── PROVIDED RECORDS ──

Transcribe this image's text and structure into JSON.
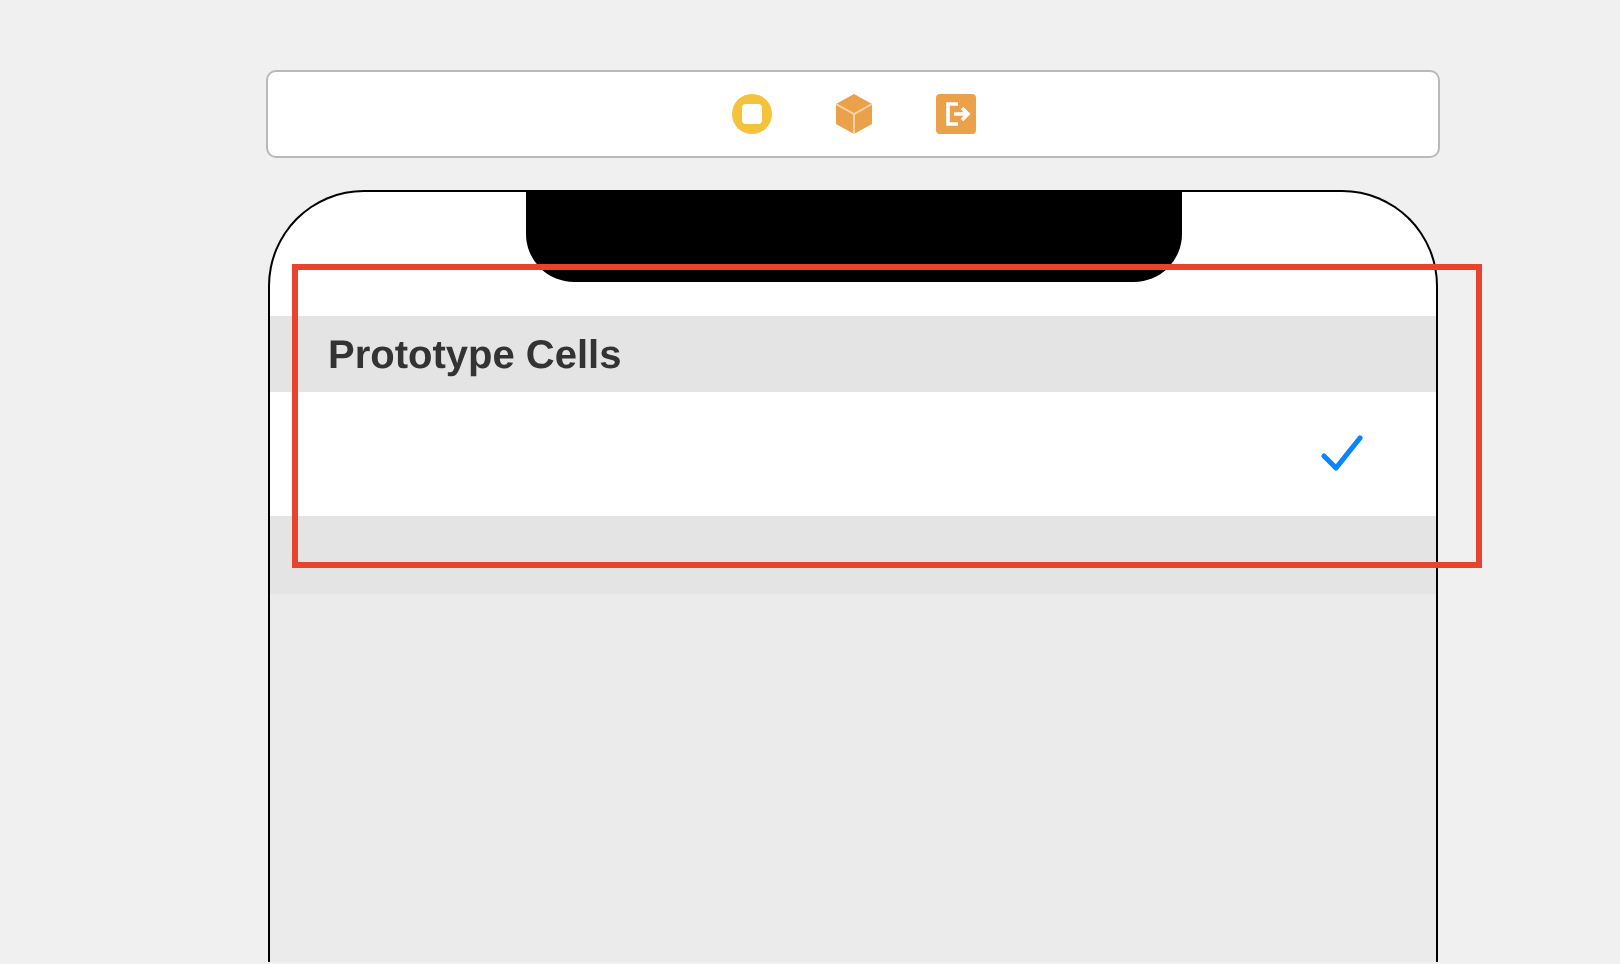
{
  "table": {
    "highlighted": true,
    "sections": [
      {
        "header": "Prototype Cells",
        "cells": [
          {
            "checked": true
          }
        ]
      }
    ]
  }
}
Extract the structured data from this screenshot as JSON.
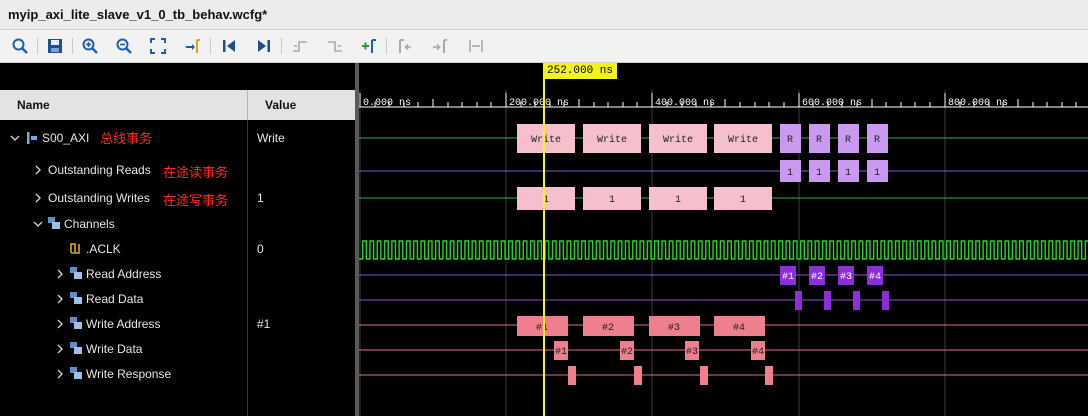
{
  "window": {
    "title": "myip_axi_lite_slave_v1_0_tb_behav.wcfg*"
  },
  "toolbar": {
    "buttons": [
      "search-icon",
      "save-icon",
      "zoom-in-icon",
      "zoom-out-icon",
      "zoom-fit-icon",
      "go-to-cursor-icon",
      "go-to-time-zero-icon",
      "go-to-last-time-icon",
      "previous-transition-icon",
      "next-transition-icon",
      "add-marker-icon",
      "previous-marker-icon",
      "next-marker-icon",
      "swap-cursors-icon"
    ]
  },
  "columns": {
    "name": "Name",
    "value": "Value"
  },
  "cursor": {
    "time_label": "252.000 ns"
  },
  "timeline": {
    "labels": [
      "0.000 ns",
      "200.000 ns",
      "400.000 ns",
      "600.000 ns",
      "800.000 ns"
    ]
  },
  "colors": {
    "cursor": "#f7f316",
    "transaction_pink": "#f6bfcc",
    "read_purple": "#c99af0",
    "channel_red": "#ef7f8e",
    "clock_green": "#27d327"
  },
  "rows": [
    {
      "name": "S00_AXI",
      "value": "Write",
      "annotation": "总线事务"
    },
    {
      "name": "Outstanding Reads",
      "value": "",
      "annotation": "在途读事务"
    },
    {
      "name": "Outstanding Writes",
      "value": "1",
      "annotation": "在途写事务"
    },
    {
      "name": "Channels",
      "value": ""
    },
    {
      "name": ".ACLK",
      "value": "0"
    },
    {
      "name": "Read Address",
      "value": ""
    },
    {
      "name": "Read Data",
      "value": ""
    },
    {
      "name": "Write Address",
      "value": "#1"
    },
    {
      "name": "Write Data",
      "value": ""
    },
    {
      "name": "Write Response",
      "value": ""
    }
  ],
  "waveform": {
    "s00_axi": {
      "write_label": "Write",
      "read_label": "R"
    },
    "outstanding_reads_label": "1",
    "outstanding_writes_label": "1",
    "read_address_labels": [
      "#1",
      "#2",
      "#3",
      "#4"
    ],
    "write_address_labels": [
      "#1",
      "#2",
      "#3",
      "#4"
    ],
    "write_data_labels": [
      "#1",
      "#2",
      "#3",
      "#4"
    ]
  }
}
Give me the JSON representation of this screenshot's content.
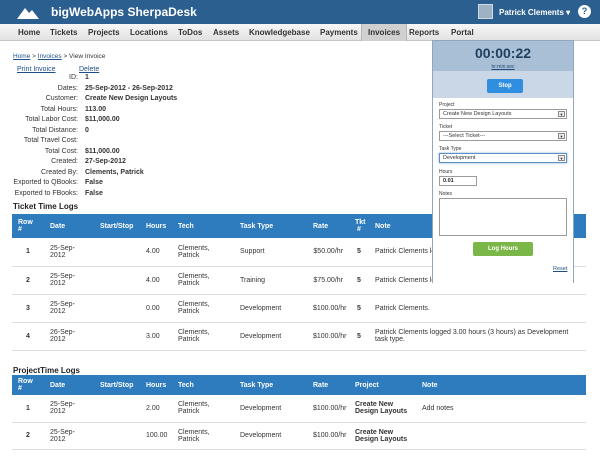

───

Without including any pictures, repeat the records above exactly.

Transcribe this image's text and structure into JSON.
{
  "table": {
    "highlighted": true,
    "sections": [
      {
        "header": "Prototype Cells",
        "cells": [
          {
            "checked": true
          }
        ]
      }
    ]
  }
}
Extract the structured data from this screenshot as JSON.
{
  "window": {
    "title": "myip_axi_lite_slave_v1_0_tb_behav.wcfg*"
  },
  "toolbar": {
    "buttons": [
      "search-icon",
      "save-icon",
      "zoom-in-icon",
      "zoom-out-icon",
      "zoom-fit-icon",
      "go-to-cursor-icon",
      "go-to-time-zero-icon",
      "go-to-last-time-icon",
      "previous-transition-icon",
      "next-transition-icon",
      "add-marker-icon",
      "previous-marker-icon",
      "next-marker-icon",
      "swap-cursors-icon"
    ]
  },
  "columns": {
    "name": "Name",
    "value": "Value"
  },
  "cursor": {
    "time_label": "252.000 ns"
  },
  "timeline": {
    "labels": [
      "0.000 ns",
      "200.000 ns",
      "400.000 ns",
      "600.000 ns",
      "800.000 ns"
    ]
  },
  "colors": {
    "cursor": "#f7f316",
    "transaction_pink": "#f6bfcc",
    "read_purple": "#c99af0",
    "channel_red": "#ef7f8e",
    "clock_green": "#27d327"
  },
  "rows": [
    {
      "name": "S00_AXI",
      "value": "Write",
      "annotation": "总线事务"
    },
    {
      "name": "Outstanding Reads",
      "value": "",
      "annotation": "在途读事务"
    },
    {
      "name": "Outstanding Writes",
      "value": "1",
      "annotation": "在途写事务"
    },
    {
      "name": "Channels",
      "value": ""
    },
    {
      "name": ".ACLK",
      "value": "0"
    },
    {
      "name": "Read Address",
      "value": ""
    },
    {
      "name": "Read Data",
      "value": ""
    },
    {
      "name": "Write Address",
      "value": "#1"
    },
    {
      "name": "Write Data",
      "value": ""
    },
    {
      "name": "Write Response",
      "value": ""
    }
  ],
  "waveform": {
    "s00_axi": {
      "write_label": "Write",
      "read_label": "R"
    },
    "outstanding_reads_label": "1",
    "outstanding_writes_label": "1",
    "read_address_labels": [
      "#1",
      "#2",
      "#3",
      "#4"
    ],
    "write_address_labels": [
      "#1",
      "#2",
      "#3",
      "#4"
    ],
    "write_data_labels": [
      "#1",
      "#2",
      "#3",
      "#4"
    ]
  }
}
Give me the JSON representation of this screenshot's content.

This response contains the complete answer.